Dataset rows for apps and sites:
********************

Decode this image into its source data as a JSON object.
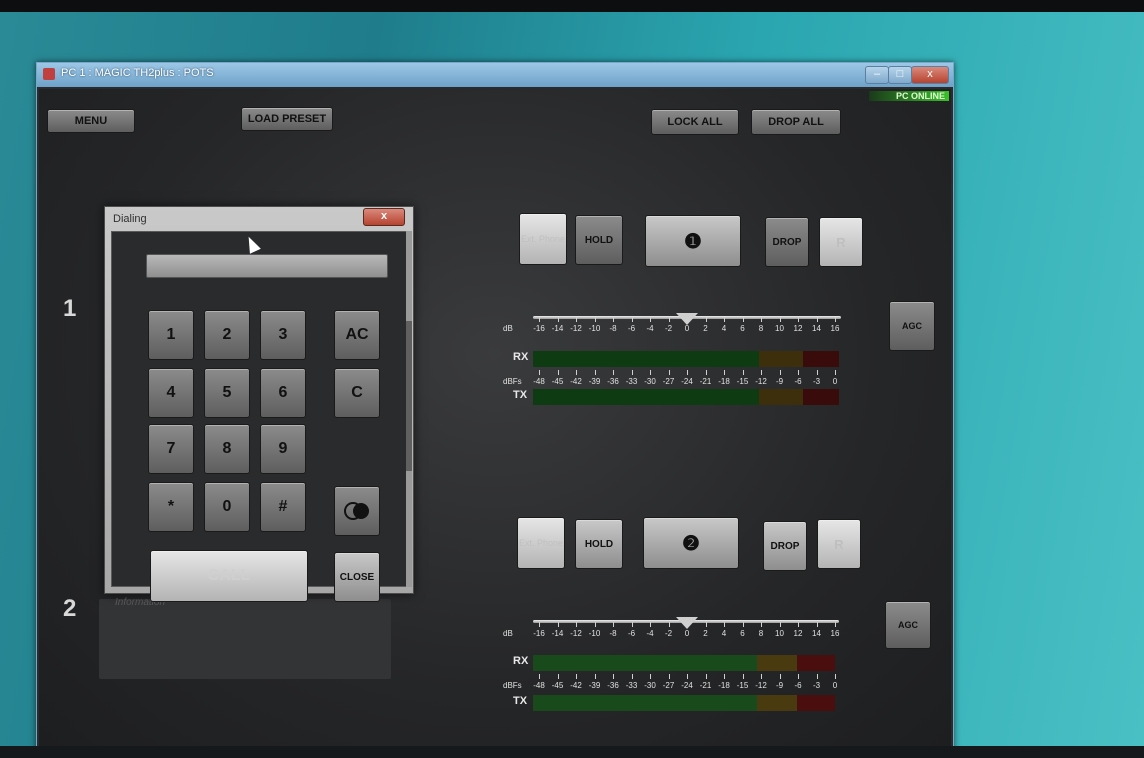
{
  "window": {
    "title": "PC 1 : MAGIC TH2plus : POTS",
    "min_glyph": "–",
    "max_glyph": "□",
    "close_glyph": "x"
  },
  "status": "PC ONLINE",
  "toolbar": {
    "menu": "MENU",
    "load_preset": "LOAD PRESET",
    "lock_all": "LOCK ALL",
    "drop_all": "DROP ALL"
  },
  "info_label": "Information",
  "lines": [
    {
      "number": "1",
      "ext_phone": "Ext. Phone",
      "hold": "HOLD",
      "line_icon": "❶",
      "drop": "DROP",
      "r": "R",
      "agc": "AGC",
      "level_db": 0,
      "rx_label": "RX",
      "tx_label": "TX",
      "dbfs_label": "dBFs",
      "db_label": "dB"
    },
    {
      "number": "2",
      "ext_phone": "Ext. Phone",
      "hold": "HOLD",
      "line_icon": "❷",
      "drop": "DROP",
      "r": "R",
      "agc": "AGC",
      "level_db": 0,
      "rx_label": "RX",
      "tx_label": "TX",
      "dbfs_label": "dBFs",
      "db_label": "dB"
    }
  ],
  "slider_scale": [
    "-16",
    "-14",
    "-12",
    "-10",
    "-8",
    "-6",
    "-4",
    "-2",
    "0",
    "2",
    "4",
    "6",
    "8",
    "10",
    "12",
    "14",
    "16"
  ],
  "meter_scale": [
    "-48",
    "-45",
    "-42",
    "-39",
    "-36",
    "-33",
    "-30",
    "-27",
    "-24",
    "-21",
    "-18",
    "-15",
    "-12",
    "-9",
    "-6",
    "-3",
    "0"
  ],
  "dialog": {
    "title": "Dialing",
    "close_glyph": "x",
    "field_value": "",
    "keys": [
      "1",
      "2",
      "3",
      "4",
      "5",
      "6",
      "7",
      "8",
      "9",
      "*",
      "0",
      "#"
    ],
    "ac": "AC",
    "c": "C",
    "call": "CALL",
    "close": "CLOSE"
  },
  "colors": {
    "meter_green": "#0f3b12",
    "meter_yellow": "#3d2e0c",
    "meter_red": "#3a0b0b",
    "online_green": "#3bbf2b"
  }
}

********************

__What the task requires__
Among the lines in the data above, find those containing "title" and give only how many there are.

__Finished exercise__
2